═══ Task inputs ═══

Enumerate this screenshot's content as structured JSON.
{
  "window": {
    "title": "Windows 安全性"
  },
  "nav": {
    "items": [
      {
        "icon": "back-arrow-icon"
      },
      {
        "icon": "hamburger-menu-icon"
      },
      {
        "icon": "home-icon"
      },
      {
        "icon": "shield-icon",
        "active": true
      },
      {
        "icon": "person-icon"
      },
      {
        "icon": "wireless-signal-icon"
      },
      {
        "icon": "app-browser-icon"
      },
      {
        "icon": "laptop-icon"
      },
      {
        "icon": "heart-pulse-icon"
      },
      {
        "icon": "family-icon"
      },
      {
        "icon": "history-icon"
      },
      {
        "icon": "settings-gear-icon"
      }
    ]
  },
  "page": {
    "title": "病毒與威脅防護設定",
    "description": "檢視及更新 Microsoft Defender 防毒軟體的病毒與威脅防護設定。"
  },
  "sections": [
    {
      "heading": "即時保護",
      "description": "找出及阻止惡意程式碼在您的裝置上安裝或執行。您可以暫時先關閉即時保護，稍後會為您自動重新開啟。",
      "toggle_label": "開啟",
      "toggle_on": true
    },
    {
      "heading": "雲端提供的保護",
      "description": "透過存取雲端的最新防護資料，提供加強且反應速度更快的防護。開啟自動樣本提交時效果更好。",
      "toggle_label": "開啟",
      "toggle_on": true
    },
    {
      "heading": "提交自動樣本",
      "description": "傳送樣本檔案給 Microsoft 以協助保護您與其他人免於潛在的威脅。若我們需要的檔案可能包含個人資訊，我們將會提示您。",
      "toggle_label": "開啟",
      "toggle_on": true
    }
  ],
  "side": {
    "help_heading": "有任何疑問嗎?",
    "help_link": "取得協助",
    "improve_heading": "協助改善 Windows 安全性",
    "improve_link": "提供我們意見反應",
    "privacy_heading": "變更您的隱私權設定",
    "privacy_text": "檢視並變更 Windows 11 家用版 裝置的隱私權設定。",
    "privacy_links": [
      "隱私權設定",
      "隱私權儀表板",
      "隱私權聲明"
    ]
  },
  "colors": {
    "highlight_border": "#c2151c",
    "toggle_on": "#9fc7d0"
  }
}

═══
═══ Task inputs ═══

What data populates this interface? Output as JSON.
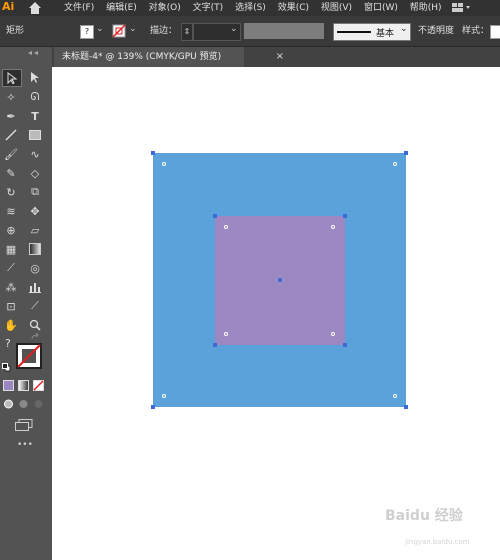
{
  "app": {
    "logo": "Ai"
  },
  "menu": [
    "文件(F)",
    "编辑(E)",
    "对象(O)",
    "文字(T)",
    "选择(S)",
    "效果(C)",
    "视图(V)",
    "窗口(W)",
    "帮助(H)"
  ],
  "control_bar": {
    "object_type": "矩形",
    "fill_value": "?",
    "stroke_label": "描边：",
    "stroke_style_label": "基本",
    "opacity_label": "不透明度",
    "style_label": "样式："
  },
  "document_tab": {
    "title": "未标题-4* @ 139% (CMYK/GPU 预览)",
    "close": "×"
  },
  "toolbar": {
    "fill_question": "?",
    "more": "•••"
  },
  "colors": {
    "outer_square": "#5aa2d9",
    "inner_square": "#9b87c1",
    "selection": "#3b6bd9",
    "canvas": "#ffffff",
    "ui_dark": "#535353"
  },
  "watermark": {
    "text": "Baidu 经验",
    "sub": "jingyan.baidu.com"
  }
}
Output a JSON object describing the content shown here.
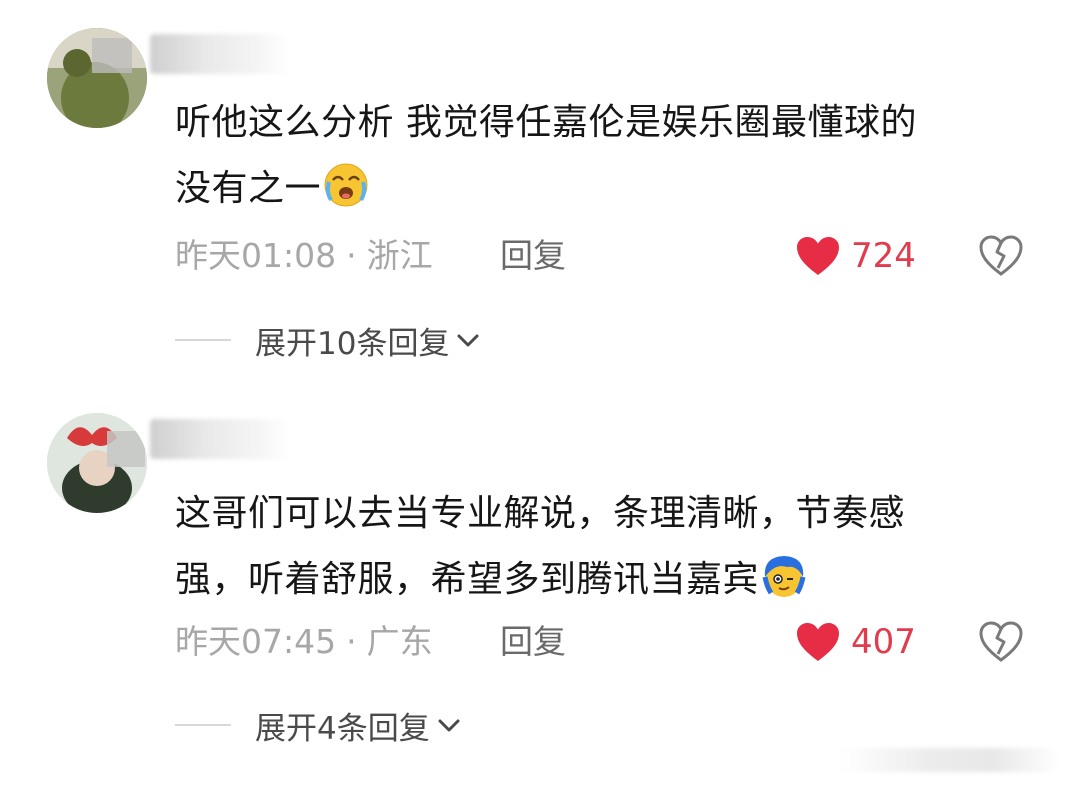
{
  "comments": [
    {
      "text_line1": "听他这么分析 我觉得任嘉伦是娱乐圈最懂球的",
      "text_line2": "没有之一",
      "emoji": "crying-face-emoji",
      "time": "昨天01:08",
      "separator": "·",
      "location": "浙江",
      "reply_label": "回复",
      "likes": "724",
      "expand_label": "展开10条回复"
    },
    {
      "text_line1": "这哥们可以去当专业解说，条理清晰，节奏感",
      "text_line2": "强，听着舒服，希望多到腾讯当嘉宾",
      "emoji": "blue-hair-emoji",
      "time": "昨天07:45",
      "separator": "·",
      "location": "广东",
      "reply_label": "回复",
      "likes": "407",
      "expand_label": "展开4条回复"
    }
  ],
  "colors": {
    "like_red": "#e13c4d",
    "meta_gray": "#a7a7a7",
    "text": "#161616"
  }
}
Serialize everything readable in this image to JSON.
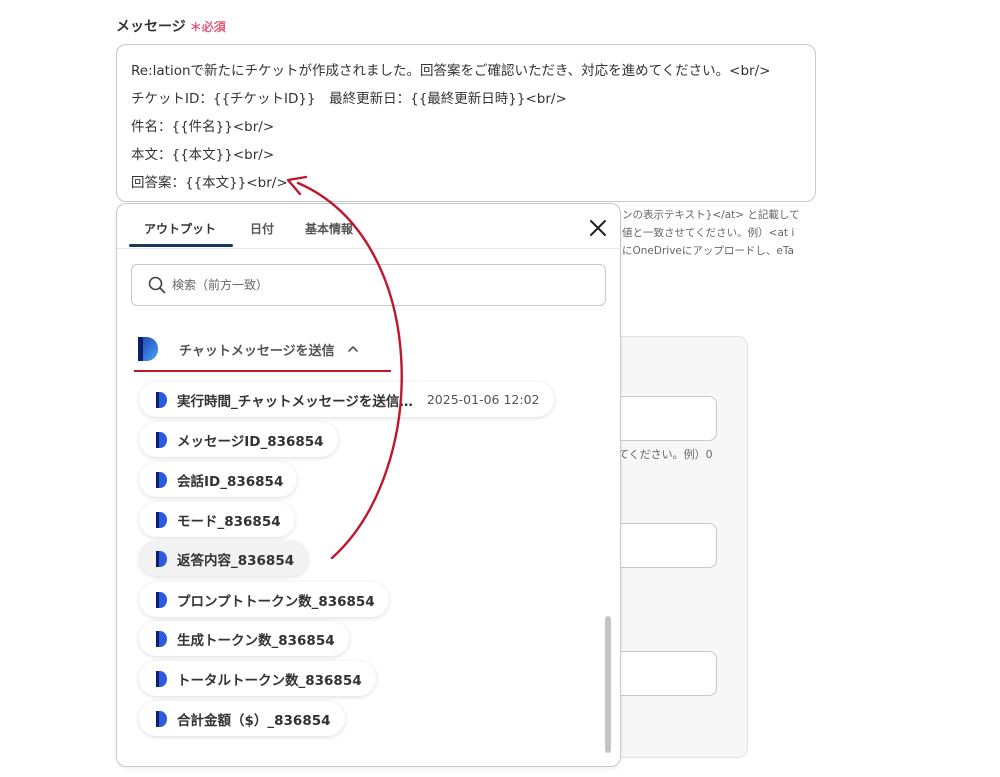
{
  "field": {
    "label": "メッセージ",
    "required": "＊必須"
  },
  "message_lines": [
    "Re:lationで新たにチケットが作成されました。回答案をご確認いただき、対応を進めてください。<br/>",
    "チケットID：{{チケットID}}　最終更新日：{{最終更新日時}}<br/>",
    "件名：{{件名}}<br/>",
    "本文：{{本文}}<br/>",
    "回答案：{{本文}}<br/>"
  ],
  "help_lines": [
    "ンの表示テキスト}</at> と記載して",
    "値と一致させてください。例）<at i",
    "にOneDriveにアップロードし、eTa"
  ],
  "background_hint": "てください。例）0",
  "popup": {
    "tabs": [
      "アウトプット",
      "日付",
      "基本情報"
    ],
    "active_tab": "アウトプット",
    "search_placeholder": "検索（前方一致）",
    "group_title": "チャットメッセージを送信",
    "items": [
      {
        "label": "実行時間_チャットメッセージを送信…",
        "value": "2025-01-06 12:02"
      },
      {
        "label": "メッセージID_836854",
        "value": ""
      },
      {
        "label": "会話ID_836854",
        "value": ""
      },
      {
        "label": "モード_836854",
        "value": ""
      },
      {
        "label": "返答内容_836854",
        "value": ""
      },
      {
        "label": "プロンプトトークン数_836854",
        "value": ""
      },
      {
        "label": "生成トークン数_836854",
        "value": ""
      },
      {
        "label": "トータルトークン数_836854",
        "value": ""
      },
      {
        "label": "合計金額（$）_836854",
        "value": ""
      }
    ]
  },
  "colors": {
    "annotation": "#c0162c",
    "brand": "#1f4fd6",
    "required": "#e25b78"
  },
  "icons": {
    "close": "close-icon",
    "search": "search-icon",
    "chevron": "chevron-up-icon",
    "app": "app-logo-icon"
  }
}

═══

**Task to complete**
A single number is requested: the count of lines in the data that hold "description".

**Reply to the exercise**
4